Marju Erit looks at management of seminatural communities at the Silma Nature Protection Area.
Fungi against fungi
Märt Hanso and Tiia Drenkhan introduce the fungus Phlebiopsis gigantea, which is effectively used to fight Heterobasidion, a fungus that causes infection on hundreds of thousands of trees every year. Rotstop, a biological formulation based on Phlebiopsis gigantea that grows also in our forests, has proved to be the most efficient biological method of control.
The global warming may bring about global cooling
Siim Veski, getting support from the research of lake mud, claims that the warming climate may bring about an unbelievable future scenario – global cooling. He looks back at history, searching for reasons and links between warmer and cooler periods. A large-scale cooling took place in Europe about 8200 years ago, and the traces of the cooling can be seen also in the lake mud of Lake Tõugjärv at Rõuge.
Essay: Black or white by Mait Sepp
The Peetri River Landscape Protection Area
Uudo Timm takes the reader to vicinity of the Latvian border: to the South-Estonian limestone and sandstone denudations and fresh boreo-nemoral forests. If you are lucky, you can also see the extremely rare Roller here.
European rarities in Estonia: Salmon
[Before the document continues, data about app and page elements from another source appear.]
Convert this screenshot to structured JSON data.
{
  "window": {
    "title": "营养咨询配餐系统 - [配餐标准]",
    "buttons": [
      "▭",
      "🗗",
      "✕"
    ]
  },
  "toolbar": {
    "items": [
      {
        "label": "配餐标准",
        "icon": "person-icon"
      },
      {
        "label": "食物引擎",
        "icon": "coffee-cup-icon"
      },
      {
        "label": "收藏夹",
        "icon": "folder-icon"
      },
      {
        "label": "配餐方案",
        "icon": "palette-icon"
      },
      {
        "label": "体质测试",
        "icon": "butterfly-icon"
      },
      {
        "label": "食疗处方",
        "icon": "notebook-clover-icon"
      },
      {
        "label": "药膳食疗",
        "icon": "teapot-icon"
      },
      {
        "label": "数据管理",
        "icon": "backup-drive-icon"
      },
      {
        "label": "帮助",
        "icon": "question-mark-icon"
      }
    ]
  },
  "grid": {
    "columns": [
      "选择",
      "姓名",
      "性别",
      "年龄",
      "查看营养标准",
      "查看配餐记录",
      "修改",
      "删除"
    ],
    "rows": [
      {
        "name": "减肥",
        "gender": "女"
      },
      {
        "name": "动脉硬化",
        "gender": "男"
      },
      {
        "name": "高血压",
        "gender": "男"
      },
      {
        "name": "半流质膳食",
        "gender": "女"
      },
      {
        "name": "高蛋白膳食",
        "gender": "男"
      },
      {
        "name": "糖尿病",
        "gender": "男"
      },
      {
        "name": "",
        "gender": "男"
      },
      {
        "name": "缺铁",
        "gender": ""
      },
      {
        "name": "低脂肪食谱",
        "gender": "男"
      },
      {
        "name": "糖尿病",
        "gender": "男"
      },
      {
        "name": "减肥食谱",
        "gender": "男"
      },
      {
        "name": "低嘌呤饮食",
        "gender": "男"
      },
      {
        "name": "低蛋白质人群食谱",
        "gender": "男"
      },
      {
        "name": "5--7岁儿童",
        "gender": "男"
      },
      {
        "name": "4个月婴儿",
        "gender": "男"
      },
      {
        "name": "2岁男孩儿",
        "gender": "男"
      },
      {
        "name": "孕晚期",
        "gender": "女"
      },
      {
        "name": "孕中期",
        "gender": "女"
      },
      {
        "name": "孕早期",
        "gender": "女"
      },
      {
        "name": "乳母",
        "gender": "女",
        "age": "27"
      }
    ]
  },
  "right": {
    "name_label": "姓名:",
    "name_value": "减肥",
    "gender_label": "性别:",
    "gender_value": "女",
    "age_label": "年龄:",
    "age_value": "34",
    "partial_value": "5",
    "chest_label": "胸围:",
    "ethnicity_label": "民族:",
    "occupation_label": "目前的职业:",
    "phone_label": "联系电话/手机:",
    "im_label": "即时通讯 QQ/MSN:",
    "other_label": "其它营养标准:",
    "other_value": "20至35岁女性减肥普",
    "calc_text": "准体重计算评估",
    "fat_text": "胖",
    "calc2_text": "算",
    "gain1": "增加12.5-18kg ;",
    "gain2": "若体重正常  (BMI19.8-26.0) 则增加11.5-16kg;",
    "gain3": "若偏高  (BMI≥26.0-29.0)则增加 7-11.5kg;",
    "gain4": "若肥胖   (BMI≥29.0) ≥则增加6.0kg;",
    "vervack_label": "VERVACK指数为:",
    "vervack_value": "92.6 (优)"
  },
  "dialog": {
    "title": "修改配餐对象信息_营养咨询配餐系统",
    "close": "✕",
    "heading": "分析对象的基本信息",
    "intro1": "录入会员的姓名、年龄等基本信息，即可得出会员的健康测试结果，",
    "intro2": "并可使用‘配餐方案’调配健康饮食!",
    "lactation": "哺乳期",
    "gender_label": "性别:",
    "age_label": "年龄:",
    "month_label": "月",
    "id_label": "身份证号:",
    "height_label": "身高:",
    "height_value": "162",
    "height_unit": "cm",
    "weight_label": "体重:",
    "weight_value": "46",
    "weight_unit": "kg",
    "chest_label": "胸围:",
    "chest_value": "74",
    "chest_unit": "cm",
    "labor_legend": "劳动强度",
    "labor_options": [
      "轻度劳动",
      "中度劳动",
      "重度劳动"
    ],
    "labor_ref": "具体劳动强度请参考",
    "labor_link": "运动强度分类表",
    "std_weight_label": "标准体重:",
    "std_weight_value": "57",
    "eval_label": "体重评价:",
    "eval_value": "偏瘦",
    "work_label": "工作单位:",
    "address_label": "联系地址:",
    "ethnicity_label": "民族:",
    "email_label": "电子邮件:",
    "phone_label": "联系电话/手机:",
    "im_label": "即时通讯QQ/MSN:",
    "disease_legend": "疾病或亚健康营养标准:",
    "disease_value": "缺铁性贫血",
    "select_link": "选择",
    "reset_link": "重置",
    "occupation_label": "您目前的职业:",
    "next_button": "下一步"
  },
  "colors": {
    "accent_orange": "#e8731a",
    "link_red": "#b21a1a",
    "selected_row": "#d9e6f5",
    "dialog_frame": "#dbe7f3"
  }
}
Kunnar Klaas, Herki Tuus and Tiit Paaver describe the most wanted, but also a rather endangered fish of our waters – the salmon (Salmo salar). The article includes the biology of the species as well as issues of fish-farming and protection of salmon.
Interview: Toomas Jüriado has interviewed Kalev Sepp, professor of Estonian Agricultural University and the new regional councillor of the IUCN.
Walk on the southern track of the mysterious Naissaare Island
Birgit Itse helps to get to know an island located so close to Tallinn, yet a white spot for many people. On the 13 km-long southern track, you can encounter some holy places and breath-taking views as well as a former mine storage.
The bogs of the oil-shale country grow into forest
Marko Kaasik and Tõnu Ploompuu write about the impact of alkaline oil-shale fly ash on the raised bogs of North-East Estonia: the Sphagnum moss disappears and peat stops growing, and therefore thousands of tons of carbon dioxide remain in the atmosphere. Although one could rejoice over the good growth of forest, the amount of peat we lose is bigger that the hypothetical benefits from more timber.
From primary outlines to modern navigation maps
Vaido Kraav and Tõnis Siilanarusk recall the history of mapping Estonian marine territory and take us also to nowadays world of modern digital maps and information systems.